After years of intense struggle, the Ugandan Nurses Organisation has been approved as the rightful representative for nurses in Uganda. The Ugandan Ministry of Finance, Planning and Economic Development has provided the nurses organisation with a code for deduction of membership fees directly over the members’ payslips. Revenue from membership fees are the organisation’s single largest source of income.
For several years the Uganda Nurses and Midwives Union (UNMU) has conducted an intense and time-demanding process to be recognized as the rightful representative for the nurses of Uganda. The Norwegian Nurses Organisation (NSF) has supported UNMU during this protracted process – with technical and strategic advice as well as financial support to run a member-based organisation without revenue.
NSF’s support is part of a larger “project package” in Southeastern Africa – with much appreciated financial support from Norad. NSF supports nurses’ organisations in several African countries where the over-arching goal is the same: to become strong, independent and sustainable organisations that can speak out on behalf of members and work for a qualitative improvement of health care services.
Pictured below is an excerpt from the Ministry’s website showing that UNMU is now receiving payment of membership fees. Nationwide implementation of the so-called “check-off” system is time-consuming. Uganda has decentralized the responsibility for health care budgets to district level. As a result UNMU must travel to each and every district to present membership lists to employers, consult with their HR and financial officers and agree on implementation.
Finance Dept. website showing that the check-off system is working.
Opposition against giving the nurses access to the check-off system has been strong – especially from other trade unions that are losing a significant number of nurse members to UNMU – and through this also losing revenue. UNMU has also struggled against a cumbersome bureaucracy, interminable delays and a fair share of political intrigue.

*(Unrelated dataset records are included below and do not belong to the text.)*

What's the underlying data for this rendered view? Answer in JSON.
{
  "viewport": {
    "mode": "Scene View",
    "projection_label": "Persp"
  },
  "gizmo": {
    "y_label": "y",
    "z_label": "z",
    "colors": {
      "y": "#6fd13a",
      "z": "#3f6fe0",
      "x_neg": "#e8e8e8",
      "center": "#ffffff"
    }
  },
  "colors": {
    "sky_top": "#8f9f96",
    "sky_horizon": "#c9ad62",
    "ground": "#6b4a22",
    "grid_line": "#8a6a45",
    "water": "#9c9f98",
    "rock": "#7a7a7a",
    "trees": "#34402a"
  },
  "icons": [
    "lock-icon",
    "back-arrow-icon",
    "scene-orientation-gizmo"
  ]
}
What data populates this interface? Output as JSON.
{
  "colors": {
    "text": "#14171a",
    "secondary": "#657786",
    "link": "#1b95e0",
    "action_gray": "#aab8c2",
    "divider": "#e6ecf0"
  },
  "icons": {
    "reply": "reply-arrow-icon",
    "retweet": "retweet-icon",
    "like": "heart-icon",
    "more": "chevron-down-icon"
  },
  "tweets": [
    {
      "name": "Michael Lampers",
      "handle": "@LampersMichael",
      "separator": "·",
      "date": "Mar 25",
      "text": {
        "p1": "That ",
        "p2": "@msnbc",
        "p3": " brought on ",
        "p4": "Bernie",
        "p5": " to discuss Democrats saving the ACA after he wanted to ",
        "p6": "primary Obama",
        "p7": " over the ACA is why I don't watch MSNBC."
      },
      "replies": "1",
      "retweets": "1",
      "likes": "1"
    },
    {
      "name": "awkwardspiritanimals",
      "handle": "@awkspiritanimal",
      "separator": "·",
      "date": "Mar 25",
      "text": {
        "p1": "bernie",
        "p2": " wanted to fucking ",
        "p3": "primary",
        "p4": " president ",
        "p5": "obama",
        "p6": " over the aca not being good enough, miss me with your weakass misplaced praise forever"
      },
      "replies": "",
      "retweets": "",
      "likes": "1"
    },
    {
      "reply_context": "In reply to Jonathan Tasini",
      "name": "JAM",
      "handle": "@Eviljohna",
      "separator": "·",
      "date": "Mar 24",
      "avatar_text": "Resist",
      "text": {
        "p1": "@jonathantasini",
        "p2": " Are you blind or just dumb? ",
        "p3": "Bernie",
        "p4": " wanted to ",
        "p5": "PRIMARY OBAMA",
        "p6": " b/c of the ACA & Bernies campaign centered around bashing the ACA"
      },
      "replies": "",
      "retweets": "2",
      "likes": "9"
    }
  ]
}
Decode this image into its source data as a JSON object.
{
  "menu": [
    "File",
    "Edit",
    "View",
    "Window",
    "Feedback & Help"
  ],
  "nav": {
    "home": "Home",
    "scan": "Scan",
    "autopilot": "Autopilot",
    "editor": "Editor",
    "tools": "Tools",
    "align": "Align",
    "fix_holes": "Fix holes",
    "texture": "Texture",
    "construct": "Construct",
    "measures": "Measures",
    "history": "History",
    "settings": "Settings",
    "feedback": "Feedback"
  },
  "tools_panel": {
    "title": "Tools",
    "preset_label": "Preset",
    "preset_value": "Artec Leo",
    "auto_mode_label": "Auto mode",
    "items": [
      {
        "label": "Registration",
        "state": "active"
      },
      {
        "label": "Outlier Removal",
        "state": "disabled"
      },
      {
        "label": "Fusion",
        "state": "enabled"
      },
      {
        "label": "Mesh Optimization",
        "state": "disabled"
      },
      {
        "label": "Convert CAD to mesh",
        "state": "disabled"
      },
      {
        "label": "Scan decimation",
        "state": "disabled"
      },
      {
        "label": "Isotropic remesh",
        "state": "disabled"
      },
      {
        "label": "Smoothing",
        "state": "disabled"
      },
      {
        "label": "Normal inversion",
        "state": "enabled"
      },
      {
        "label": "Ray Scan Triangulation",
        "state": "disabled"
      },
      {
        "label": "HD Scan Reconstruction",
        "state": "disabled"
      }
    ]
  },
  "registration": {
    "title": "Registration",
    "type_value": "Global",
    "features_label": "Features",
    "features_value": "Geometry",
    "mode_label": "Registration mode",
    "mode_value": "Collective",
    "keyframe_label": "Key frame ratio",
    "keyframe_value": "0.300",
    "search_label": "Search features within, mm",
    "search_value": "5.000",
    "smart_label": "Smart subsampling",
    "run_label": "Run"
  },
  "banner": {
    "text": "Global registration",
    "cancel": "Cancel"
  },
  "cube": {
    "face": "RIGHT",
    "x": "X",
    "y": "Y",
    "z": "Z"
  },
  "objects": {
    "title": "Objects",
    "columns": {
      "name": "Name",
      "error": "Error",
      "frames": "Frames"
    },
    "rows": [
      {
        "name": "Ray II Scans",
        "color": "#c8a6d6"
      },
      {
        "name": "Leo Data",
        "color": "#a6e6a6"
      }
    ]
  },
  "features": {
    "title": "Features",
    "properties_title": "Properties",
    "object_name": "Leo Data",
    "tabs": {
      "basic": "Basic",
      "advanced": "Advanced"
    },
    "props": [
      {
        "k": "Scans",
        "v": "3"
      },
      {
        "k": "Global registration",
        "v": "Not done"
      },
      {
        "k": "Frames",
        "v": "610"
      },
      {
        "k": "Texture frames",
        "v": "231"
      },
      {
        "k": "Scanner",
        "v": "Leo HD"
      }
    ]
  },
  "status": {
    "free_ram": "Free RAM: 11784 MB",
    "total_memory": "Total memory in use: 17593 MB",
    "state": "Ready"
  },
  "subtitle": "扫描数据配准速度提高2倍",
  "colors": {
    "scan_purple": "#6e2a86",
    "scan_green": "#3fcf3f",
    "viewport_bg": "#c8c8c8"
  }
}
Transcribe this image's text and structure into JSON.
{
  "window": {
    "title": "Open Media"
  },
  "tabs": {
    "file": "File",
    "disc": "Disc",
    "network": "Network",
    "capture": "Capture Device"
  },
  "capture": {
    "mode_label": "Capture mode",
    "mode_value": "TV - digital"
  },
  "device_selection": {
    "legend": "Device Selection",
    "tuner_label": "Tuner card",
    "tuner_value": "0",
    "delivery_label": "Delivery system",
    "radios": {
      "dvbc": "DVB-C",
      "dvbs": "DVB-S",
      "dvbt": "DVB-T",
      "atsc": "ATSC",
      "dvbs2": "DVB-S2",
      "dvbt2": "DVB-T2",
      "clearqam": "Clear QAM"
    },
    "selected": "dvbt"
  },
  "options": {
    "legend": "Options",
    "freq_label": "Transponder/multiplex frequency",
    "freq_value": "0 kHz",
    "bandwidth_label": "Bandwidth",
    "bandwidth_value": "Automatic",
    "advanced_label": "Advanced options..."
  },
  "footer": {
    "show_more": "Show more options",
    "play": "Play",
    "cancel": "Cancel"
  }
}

The first payments to UNMU arrived in their account in March this year: all in all Ugandan Shillings 800.000 which is about USD 280. This payment is from nurse members at one hospital. Four additional hospitals are registered and UNMU is working on gradually increasing that number. In comparison, we can mention the nurses’ organisation in Zambia (ZUNO) that NSF also has supported. ZUNO experienced exactly what has happened in Uganda, with a cumbersome bureaucracy, interminable delays and a fair share of political intrigue. This was however some years ago. Today ZUNO is financially sustainable. UNMU aims at increasing its revenue over time, possibly even exceeding levels in Zambia seeing as Uganda has more nurses.
NSF’s role has been to stand shoulder-to-shoulder with UNMU, an act that government offices and political leaders have noticed. NSF has also helped out with strategic and practical advice, been a collaborating partner for and mentor of leadership on a wide range of issues. NSF has also contributed financially in a time where the organisation was without revenue.
The road ahead is still challenging. UNMU must travel the width and breadth of Uganda, to each and every place of employment for nurse members, to meet with officials and agree on implementation of check-off. More often than not there is a need for several meetings in each district before agreement is reached. UNMU is committed to carrying out this exercise. NSF gives its wholehearted support to UNMU and has continuous dialogue on how future revenue can be wisely used to support its members and to lobby government to give higher priority to quality health care.
NSF congratulates UNMU in this breakthrough!
Text and picture: Michael P. Vitols
14 April 2015